Another Gennady Golovkin fight week is upon us and again the inevitable question is asked if Golovkin will ever come to blows with Saul “Canelo” Alvarez in a fight that would truly crown this generations premier fighter.
Never mind that he’s fighting Daniel Jacobs who, as a 5-1 underdog, is being touted as the toughest opponent he’s ever faced and that Alvarez is continuing his circus act against the biggest clown of them all in Julio Cesar Chavez Jr. in a few months—the question remains When will they fight?
Of course, this mess all began organically being that Golovkin and Alvarez are practically contemporaries and they have practically shared the same road to prominence with each other, but things really didn’t heat up until Alvarez defeated Miguel Cotto for the WBC Middleweight title in November of 2015. The idea was that Alvarez was to face Golovkin, his mandatory, but instead trounced Amir Khan in a high-profile blowout while Golovkin dispatched of soon-to-be-incarcerated Dominic Wade. Canelo said he’d fight Golovkin, but then decided otherwise and gave up his belt as a leverage move to keep the high ground in any eventual contract negotiations.
Since that pivotal moment, the public at large have turned on Alvarez and the perceived notion that he’s ducking and dodging Golovkin like the plague. That is total bullshit, but the blame does fall on Team Canelo for essentially making him a pariah out of the whole situation. Oscar De La Hoya and Golden Boy Promotions cannot risk Alvarez when he makes up nearly 95% of their business. Alvarez takes a loss, or a string of them, and Golden Boy Promotions will be reduced to a regional promoter that has it good with the floundering HBO regime at this point.
Even though that is the case, there is also the train of thought that Golovkin is making things hard by not accepting the fact that he’ll never be the top bill against Canelo (which is true) and is making things hard by supposedly not entertaining what would be the biggest payday of his career (which is also true). Recently, Golovkin just gives off the impression that he’s had enough of Canelo and is not holding his breath anymore, and why should he?
Gennady Golovkin doesn’t need Canelo Alvarez.
Take a step back and look at how the situation presents itself: Golovkin has been touted by fans and media alike as some type of perfect fighting machine never before seen in the sport of boxing. People ooze over talking about him and he’s a “hero” for tearing apart a Middleweight division that is historically bad. Alvarez has been portayed as the asshole even though he absolutely is the bigger name and the only real star between the two of this.
The onus is going to fall on Canelo to either fight Golovkin or not, Golovkin can keep doing his thing and fighting whatever is left of the awful Middleweight class until he breaks Bernard Hopkins’ record of 20 defenses and people will erroneously label him the greatest Middleweight of all time. B-side fighters don’t feel the pressure if a big fight doesn’t get made, just lighter pockets and more nights of work to make up for it.

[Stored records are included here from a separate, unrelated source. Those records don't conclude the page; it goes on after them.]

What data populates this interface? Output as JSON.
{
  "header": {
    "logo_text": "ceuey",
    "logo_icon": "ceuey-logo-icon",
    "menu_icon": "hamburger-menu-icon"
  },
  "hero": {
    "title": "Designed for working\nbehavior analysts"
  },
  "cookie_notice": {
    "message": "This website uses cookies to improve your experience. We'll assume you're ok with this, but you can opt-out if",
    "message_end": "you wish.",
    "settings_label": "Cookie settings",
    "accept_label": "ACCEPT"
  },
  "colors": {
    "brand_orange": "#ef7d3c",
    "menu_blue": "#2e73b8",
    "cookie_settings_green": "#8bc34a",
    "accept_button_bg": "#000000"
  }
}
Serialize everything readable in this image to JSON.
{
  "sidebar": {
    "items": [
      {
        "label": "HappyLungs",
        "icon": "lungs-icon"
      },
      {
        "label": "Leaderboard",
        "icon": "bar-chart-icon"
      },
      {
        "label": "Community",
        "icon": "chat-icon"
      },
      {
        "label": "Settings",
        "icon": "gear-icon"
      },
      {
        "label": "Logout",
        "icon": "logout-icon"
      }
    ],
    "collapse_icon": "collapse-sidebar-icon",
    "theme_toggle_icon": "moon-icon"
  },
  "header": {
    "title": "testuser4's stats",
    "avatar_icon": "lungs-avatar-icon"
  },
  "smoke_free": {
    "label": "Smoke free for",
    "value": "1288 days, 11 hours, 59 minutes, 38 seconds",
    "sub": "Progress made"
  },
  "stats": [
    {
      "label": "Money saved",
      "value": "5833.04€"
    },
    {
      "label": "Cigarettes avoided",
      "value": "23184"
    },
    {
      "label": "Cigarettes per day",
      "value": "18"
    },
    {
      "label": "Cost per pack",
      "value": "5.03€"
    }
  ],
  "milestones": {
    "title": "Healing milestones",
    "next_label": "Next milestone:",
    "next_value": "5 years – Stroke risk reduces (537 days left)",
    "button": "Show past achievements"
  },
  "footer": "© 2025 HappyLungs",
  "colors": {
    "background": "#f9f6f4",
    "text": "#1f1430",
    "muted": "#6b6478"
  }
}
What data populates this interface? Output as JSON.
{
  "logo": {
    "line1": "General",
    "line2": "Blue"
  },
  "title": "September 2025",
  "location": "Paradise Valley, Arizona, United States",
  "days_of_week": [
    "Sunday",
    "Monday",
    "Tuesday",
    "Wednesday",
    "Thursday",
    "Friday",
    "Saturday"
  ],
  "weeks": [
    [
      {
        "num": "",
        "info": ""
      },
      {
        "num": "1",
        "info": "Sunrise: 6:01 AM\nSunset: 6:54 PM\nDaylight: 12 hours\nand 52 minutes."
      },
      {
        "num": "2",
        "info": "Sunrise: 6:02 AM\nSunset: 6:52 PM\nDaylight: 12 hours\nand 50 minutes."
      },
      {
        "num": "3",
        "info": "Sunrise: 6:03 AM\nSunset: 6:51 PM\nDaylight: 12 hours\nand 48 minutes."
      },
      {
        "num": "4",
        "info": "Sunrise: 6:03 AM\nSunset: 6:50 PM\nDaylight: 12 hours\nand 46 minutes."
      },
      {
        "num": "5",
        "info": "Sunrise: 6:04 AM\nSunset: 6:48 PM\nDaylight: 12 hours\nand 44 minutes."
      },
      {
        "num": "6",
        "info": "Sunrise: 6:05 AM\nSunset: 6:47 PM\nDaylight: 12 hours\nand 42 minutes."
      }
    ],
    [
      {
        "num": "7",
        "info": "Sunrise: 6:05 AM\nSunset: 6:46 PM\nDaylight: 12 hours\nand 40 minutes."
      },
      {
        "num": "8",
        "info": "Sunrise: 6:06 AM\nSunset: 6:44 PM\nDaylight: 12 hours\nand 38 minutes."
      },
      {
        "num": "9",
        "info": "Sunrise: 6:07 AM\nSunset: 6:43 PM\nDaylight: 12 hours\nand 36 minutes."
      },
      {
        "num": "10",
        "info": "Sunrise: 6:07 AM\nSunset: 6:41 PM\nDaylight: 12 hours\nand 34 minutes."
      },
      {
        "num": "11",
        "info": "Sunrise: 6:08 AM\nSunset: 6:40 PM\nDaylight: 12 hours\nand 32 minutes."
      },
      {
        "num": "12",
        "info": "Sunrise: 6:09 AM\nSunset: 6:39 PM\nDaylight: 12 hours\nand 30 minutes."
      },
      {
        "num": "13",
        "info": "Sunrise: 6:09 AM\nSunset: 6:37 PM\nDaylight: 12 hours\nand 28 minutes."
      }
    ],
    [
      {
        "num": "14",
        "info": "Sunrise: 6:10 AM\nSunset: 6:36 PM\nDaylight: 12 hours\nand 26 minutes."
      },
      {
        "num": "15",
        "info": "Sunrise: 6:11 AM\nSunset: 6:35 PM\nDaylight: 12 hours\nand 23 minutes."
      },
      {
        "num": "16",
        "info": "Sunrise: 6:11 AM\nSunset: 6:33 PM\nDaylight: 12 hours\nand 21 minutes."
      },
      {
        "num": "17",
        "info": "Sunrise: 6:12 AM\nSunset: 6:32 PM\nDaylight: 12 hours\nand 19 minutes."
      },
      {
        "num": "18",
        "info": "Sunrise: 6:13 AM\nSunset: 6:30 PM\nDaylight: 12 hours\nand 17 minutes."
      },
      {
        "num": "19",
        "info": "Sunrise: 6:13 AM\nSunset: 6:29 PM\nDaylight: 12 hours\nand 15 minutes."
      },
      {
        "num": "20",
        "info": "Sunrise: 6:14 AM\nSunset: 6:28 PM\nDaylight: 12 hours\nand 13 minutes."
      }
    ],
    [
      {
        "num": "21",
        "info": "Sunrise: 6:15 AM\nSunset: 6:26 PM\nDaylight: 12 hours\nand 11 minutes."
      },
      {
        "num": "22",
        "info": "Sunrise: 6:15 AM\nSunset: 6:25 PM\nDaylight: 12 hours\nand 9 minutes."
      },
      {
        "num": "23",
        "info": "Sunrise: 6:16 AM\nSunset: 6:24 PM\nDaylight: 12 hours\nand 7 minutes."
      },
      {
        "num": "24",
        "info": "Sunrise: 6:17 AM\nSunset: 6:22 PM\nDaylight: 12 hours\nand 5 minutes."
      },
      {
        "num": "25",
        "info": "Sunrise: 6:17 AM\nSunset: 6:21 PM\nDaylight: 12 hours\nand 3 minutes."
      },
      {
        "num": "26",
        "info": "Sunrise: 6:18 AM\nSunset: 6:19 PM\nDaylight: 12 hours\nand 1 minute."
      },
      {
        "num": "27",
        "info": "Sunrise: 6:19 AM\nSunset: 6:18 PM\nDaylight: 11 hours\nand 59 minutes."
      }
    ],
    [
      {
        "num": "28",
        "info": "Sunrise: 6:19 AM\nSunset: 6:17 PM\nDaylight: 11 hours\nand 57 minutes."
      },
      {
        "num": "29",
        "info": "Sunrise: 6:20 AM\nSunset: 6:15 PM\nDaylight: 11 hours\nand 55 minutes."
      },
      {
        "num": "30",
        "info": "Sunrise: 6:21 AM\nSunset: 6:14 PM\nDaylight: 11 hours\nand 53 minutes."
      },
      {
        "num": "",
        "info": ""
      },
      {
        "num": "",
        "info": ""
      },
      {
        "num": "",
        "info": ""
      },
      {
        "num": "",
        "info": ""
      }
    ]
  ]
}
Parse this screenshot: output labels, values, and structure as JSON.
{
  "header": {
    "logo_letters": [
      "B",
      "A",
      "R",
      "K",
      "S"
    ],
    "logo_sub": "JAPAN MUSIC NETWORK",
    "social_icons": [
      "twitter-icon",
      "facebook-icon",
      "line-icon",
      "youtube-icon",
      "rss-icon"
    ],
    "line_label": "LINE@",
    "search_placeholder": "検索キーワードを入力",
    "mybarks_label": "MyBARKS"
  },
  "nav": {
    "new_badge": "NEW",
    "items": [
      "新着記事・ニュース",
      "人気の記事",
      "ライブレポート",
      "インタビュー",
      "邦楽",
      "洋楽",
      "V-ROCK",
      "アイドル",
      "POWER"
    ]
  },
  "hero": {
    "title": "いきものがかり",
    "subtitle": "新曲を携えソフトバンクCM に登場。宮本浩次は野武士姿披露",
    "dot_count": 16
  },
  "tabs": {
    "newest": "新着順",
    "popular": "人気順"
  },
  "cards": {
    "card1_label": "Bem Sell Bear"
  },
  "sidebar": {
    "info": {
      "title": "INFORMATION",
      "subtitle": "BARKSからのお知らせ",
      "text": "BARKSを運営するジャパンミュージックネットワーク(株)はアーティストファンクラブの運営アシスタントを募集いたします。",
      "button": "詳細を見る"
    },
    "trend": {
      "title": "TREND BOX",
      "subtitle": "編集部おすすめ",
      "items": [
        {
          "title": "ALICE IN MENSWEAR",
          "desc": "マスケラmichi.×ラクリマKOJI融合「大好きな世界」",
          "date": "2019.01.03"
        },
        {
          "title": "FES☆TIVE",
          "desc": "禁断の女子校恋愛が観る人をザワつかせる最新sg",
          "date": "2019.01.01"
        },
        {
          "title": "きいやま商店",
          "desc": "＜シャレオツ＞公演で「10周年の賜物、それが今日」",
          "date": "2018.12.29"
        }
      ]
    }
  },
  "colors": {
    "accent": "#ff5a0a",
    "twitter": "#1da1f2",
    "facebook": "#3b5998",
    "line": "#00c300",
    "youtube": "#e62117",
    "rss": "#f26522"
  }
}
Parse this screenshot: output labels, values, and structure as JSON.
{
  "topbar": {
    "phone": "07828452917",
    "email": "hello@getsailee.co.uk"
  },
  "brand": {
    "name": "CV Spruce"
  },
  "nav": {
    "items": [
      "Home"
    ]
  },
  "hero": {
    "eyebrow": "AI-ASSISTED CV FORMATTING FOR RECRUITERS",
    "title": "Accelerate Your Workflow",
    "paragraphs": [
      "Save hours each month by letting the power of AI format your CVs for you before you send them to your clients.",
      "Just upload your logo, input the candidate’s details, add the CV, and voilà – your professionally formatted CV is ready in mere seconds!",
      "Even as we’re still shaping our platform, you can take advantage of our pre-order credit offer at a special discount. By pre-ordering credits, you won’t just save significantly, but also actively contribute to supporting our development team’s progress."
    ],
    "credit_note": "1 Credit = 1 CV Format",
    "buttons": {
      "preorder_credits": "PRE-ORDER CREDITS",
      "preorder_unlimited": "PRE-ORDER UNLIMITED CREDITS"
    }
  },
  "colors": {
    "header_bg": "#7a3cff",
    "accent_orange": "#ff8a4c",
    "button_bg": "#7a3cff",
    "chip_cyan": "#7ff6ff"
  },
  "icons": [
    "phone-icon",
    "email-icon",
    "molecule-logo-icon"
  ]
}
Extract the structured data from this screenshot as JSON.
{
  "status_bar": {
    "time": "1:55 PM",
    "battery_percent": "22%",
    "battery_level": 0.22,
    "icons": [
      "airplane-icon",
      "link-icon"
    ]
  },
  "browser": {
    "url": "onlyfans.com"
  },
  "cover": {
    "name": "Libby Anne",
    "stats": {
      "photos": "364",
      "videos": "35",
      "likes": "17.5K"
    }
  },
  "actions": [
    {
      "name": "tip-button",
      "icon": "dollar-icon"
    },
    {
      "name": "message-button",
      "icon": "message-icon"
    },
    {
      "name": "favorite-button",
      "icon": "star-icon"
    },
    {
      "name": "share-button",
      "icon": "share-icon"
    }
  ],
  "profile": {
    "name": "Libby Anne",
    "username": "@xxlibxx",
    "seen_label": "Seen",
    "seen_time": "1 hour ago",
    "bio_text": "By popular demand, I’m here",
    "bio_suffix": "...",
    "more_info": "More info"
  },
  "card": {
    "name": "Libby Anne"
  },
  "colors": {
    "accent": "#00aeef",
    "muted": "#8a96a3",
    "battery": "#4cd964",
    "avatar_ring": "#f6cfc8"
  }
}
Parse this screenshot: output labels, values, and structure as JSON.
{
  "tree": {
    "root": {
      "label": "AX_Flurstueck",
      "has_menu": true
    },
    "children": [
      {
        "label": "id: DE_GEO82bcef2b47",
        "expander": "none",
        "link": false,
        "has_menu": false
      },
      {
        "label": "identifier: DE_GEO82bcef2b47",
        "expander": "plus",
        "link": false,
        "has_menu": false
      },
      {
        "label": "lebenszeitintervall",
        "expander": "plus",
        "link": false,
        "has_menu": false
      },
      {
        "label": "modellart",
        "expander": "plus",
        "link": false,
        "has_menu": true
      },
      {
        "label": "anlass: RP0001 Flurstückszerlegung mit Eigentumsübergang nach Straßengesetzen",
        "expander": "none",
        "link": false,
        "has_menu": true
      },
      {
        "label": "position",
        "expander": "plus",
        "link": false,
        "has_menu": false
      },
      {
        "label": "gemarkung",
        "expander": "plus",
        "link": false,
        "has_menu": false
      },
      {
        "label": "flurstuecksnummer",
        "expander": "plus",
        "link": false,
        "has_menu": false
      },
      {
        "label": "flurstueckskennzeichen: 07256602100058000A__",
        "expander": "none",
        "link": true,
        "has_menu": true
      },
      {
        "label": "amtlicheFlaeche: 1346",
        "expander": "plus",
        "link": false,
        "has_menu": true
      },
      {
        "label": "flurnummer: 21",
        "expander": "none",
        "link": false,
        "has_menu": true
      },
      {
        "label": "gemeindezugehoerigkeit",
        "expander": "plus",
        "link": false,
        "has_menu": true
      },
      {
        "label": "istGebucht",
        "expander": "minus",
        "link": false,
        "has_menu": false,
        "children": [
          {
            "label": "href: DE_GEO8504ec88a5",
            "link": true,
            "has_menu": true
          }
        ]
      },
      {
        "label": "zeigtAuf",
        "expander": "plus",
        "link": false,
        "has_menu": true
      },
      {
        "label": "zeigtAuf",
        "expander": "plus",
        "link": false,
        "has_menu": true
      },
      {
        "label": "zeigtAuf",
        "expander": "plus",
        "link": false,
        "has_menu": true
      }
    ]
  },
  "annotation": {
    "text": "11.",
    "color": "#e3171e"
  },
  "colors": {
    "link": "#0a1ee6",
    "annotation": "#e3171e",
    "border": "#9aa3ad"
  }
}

Up until the fight is announced and the bell actually rings, Golovkin has always had more to gain from Alvarez giving him the payday of his career than the other way around, but Alvarez isn’t going to get a pass of any kind unless he comprehensively and decisively beats Golovkin.
For the time being, we can only hope the fight does get made, but there’s no sweat off of Golovkin’s back one way or another.